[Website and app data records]
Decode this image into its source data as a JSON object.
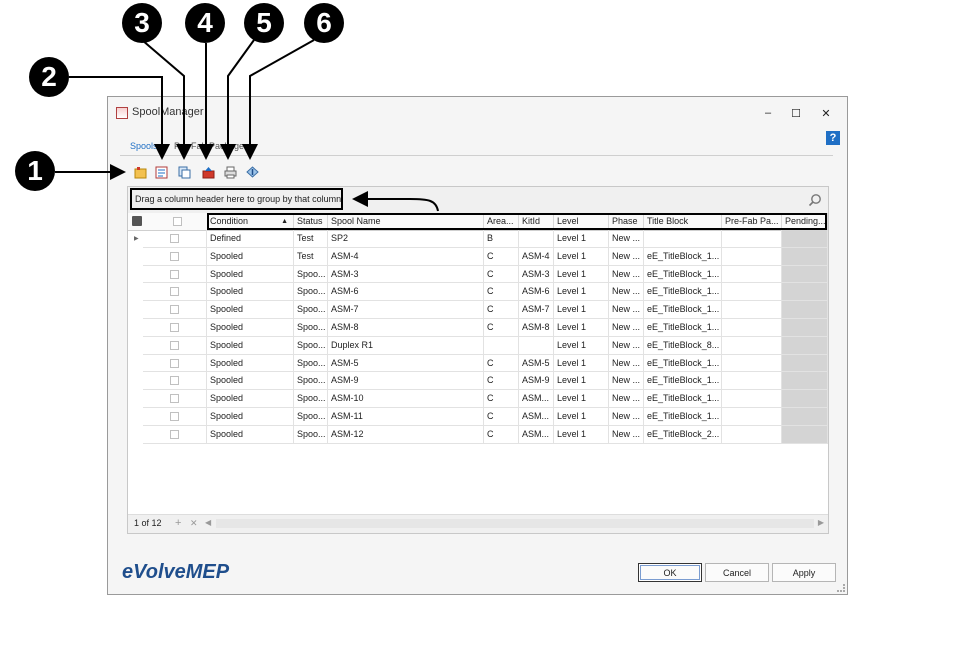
{
  "callouts": [
    "1",
    "2",
    "3",
    "4",
    "5",
    "6"
  ],
  "window": {
    "title": "SpoolManager",
    "minimize": "‒",
    "maximize": "☐",
    "close": "✕",
    "help": "?"
  },
  "tabs": [
    {
      "label": "Spools",
      "active": true
    },
    {
      "label": "Pre-Fab Packages",
      "active": false
    }
  ],
  "toolbar": {
    "icons": [
      "new-spool-icon",
      "edit-spool-icon",
      "copy-spool-icon",
      "export-icon",
      "print-icon",
      "import-icon"
    ]
  },
  "grid": {
    "group_panel_text": "Drag a column header here to group by that column",
    "columns": [
      "Condition",
      "Status",
      "Spool Name",
      "Area...",
      "KitId",
      "Level",
      "Phase",
      "Title Block",
      "Pre-Fab Pa...",
      "Pending..."
    ],
    "rows": [
      [
        "Defined",
        "Test",
        "SP2",
        "B",
        "",
        "Level 1",
        "New ...",
        "",
        "",
        ""
      ],
      [
        "Spooled",
        "Test",
        "ASM-4",
        "C",
        "ASM-4",
        "Level 1",
        "New ...",
        "eE_TitleBlock_1...",
        "",
        ""
      ],
      [
        "Spooled",
        "Spoo...",
        "ASM-3",
        "C",
        "ASM-3",
        "Level 1",
        "New ...",
        "eE_TitleBlock_1...",
        "",
        ""
      ],
      [
        "Spooled",
        "Spoo...",
        "ASM-6",
        "C",
        "ASM-6",
        "Level 1",
        "New ...",
        "eE_TitleBlock_1...",
        "",
        ""
      ],
      [
        "Spooled",
        "Spoo...",
        "ASM-7",
        "C",
        "ASM-7",
        "Level 1",
        "New ...",
        "eE_TitleBlock_1...",
        "",
        ""
      ],
      [
        "Spooled",
        "Spoo...",
        "ASM-8",
        "C",
        "ASM-8",
        "Level 1",
        "New ...",
        "eE_TitleBlock_1...",
        "",
        ""
      ],
      [
        "Spooled",
        "Spoo...",
        "Duplex R1",
        "",
        "",
        "Level 1",
        "New ...",
        "eE_TitleBlock_8...",
        "",
        ""
      ],
      [
        "Spooled",
        "Spoo...",
        "ASM-5",
        "C",
        "ASM-5",
        "Level 1",
        "New ...",
        "eE_TitleBlock_1...",
        "",
        ""
      ],
      [
        "Spooled",
        "Spoo...",
        "ASM-9",
        "C",
        "ASM-9",
        "Level 1",
        "New ...",
        "eE_TitleBlock_1...",
        "",
        ""
      ],
      [
        "Spooled",
        "Spoo...",
        "ASM-10",
        "C",
        "ASM...",
        "Level 1",
        "New ...",
        "eE_TitleBlock_1...",
        "",
        ""
      ],
      [
        "Spooled",
        "Spoo...",
        "ASM-11",
        "C",
        "ASM...",
        "Level 1",
        "New ...",
        "eE_TitleBlock_1...",
        "",
        ""
      ],
      [
        "Spooled",
        "Spoo...",
        "ASM-12",
        "C",
        "ASM...",
        "Level 1",
        "New ...",
        "eE_TitleBlock_2...",
        "",
        ""
      ]
    ],
    "pager": "1 of 12",
    "pager_add": "+",
    "pager_delete": "✕"
  },
  "footer": {
    "logo": "eVolveMEP",
    "ok": "OK",
    "cancel": "Cancel",
    "apply": "Apply"
  },
  "colors": {
    "accent": "#1f6fc5",
    "logo": "#1f4e8c",
    "pending_column": "#d4d4d4"
  }
}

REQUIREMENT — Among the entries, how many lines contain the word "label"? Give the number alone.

OUTPUT OF THE EXERCISE — 2